Wai Wais leave Gunns Strip
Help needed for resettlement
Corentyne logging area also flooded

By Samantha Alleyne
Stabroek News
June 9, 2000

The residents of Gunns Strip have given in. In the face of continued rainfall and rising flood waters they have decided to relocate to another area some three miles up the Essequibo River, according to Deputy Chairman of Region Nine, Vincent Henry.

The Wai Wai Amerindian village, which is located some 80 miles from Aishalton is experiencing the worst flood in its 13 years at Gunns Strip. The area is among several now under water in six of the ten regions of the country.

The resettlement of the Wai Wais was confirmed yesterday by Head of the Civil Defence Commission (CDC), Major Ivan Alert. Alert commented that the moving of the residents would necessitate much more relief work.

Speaking to Stabroek News Henry said that although the entire village had not been flooded the 190 villagers were not comfortable with their settlement being a island due to the rains. He said the new area, Amasakkinari, was just a short distance away from an existing airstrip in the area. "The fact that the village has been reduced to a mere island is not encouraging," Henry said.

He said that the villagers have food for the next two weeks, but it was expected that more relief from the CDC will be dispatched to the area shortly. However, he said, since most of the farms were destroyed by the flood waters, the residents are now seeking farine. Farine, which is made from cassava, is the villagers' main staple. Henry said that though not all of the farms were under water, because of the constant rain and the soaking of the area the cassavas have begun to rot.

The villagers are using boats to move their belongings, which, in some cases, include their houses. And the Guyana Red Cross Society (GRCS) has launched an appeal to assist in the relocation of the Wai Wais. GRCS said residents are in need of #40 lubricating oil for chainsaws, gasolene, chainsaws, hinges, bolts and nuts, 40x20 galvanised sheets and 100 sacks of cement. Persons interested in donating materials can contact the GRCS on telephone numbers 65174 or 60384. Cash donations can be made to the GRCS Disaster Fund account #653 484 6 at the National Bank for Industry and Commerce, a GRCS release said.

The moving will create a slight difficulty for the children of school age since initially they will have to paddle back and forth to school because there is no school building in the new area. But the school building and the health centre structure would be dismantled shortly and moved to the new village.

Meanwhile, as the rains continue the list of areas affected by flooding gets longer. The latest one is a logging community on the left bank of the Upper Corentyne River.

According to Mootoo Singh, one of the directors of Ganesh Singh & Brothers Logging Company, the rising water is causing severe damage in the area.

In a telephone interview with this newspaper yesterday, Singh said that the area is now under many feet of water. Equipment and machinery have been destroyed and logs have floated away. He said that the roads in the area are under ten feet of water.

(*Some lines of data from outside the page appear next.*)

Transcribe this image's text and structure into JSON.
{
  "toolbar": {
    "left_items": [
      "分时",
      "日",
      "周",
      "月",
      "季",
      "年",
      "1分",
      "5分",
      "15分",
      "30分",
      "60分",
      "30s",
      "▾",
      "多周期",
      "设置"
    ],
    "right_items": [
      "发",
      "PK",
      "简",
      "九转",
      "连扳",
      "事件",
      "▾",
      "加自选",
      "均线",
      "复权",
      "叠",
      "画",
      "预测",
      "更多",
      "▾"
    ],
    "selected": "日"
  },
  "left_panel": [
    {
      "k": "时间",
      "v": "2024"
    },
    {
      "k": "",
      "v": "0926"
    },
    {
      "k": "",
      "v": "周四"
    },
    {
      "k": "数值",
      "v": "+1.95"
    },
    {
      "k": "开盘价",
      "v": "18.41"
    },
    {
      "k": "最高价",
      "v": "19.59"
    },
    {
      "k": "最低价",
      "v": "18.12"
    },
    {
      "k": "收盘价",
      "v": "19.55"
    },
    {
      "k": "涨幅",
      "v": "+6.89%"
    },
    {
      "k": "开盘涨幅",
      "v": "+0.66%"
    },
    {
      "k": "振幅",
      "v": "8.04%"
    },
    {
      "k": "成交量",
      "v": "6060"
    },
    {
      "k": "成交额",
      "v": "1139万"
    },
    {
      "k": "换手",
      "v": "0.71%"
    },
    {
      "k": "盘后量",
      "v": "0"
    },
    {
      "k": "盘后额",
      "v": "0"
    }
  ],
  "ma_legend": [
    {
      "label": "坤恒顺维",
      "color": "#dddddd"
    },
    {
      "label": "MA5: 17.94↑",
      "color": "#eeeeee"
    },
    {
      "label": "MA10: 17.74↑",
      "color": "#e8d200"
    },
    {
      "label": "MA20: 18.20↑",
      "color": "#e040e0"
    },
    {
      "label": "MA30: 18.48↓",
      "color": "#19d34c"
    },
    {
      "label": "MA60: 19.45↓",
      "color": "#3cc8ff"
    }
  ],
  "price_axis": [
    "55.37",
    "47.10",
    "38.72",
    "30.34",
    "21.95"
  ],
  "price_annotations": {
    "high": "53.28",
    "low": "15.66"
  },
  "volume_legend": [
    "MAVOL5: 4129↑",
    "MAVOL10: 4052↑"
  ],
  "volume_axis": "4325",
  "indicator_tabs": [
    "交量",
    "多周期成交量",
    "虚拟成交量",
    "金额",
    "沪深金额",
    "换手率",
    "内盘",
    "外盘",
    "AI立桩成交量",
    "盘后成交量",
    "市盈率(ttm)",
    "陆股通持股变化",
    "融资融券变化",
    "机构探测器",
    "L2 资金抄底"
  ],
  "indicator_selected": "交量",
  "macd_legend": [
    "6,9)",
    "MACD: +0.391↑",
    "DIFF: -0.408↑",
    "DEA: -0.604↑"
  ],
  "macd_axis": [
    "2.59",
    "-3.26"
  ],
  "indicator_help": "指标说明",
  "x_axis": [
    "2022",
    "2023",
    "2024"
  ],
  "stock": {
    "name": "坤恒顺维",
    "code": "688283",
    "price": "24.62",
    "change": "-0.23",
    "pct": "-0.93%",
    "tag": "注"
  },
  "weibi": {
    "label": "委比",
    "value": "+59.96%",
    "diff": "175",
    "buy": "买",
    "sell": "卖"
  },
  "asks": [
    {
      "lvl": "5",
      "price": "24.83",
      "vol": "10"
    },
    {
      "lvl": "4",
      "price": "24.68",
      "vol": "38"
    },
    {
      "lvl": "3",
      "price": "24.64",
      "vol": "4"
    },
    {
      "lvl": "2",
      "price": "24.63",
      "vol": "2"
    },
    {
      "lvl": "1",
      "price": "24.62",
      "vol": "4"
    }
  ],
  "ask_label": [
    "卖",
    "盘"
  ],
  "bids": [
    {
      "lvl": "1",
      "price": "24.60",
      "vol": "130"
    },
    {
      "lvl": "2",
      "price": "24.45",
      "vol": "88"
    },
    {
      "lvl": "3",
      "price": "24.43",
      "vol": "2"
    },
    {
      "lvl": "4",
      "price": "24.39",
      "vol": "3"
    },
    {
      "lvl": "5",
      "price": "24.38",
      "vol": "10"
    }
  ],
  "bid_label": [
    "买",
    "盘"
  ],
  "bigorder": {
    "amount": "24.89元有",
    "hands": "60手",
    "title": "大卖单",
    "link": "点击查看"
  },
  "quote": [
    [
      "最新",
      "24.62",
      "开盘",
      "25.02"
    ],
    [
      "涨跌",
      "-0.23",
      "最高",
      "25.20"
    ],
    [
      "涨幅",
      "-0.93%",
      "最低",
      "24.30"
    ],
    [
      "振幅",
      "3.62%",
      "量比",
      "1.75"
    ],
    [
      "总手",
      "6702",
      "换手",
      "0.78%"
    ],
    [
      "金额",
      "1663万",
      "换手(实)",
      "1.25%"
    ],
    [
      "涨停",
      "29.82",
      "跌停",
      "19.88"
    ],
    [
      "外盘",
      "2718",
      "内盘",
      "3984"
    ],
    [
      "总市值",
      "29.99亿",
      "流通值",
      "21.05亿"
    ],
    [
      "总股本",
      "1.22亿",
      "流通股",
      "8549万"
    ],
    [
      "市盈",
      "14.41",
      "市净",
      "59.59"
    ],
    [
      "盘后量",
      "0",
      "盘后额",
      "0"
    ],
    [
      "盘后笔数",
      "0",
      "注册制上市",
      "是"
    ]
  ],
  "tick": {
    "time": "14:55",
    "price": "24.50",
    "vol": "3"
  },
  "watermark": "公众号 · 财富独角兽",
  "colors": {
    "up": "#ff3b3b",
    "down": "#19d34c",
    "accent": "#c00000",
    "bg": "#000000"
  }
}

While the area did not really have a large population, Singh said that some Amerindians who work with loggers in the area had their homes on the sites and these were almost covered by water. He said that some people are now living on their roofs to escape the ever climbing water.

The man said that there were about 13 logging enterprises in the area and they had all experienced losses. He said that in the 50 years of his company's existence, this was the first time the area had experienced such flooding.

According to Singh, his company had recorded an estimated $20 million in losses and this figure will rise if the flooding continues. He said that the Corentyne River had overflowed its bank.

Follow the goings-on in Guyana
in Guyana Today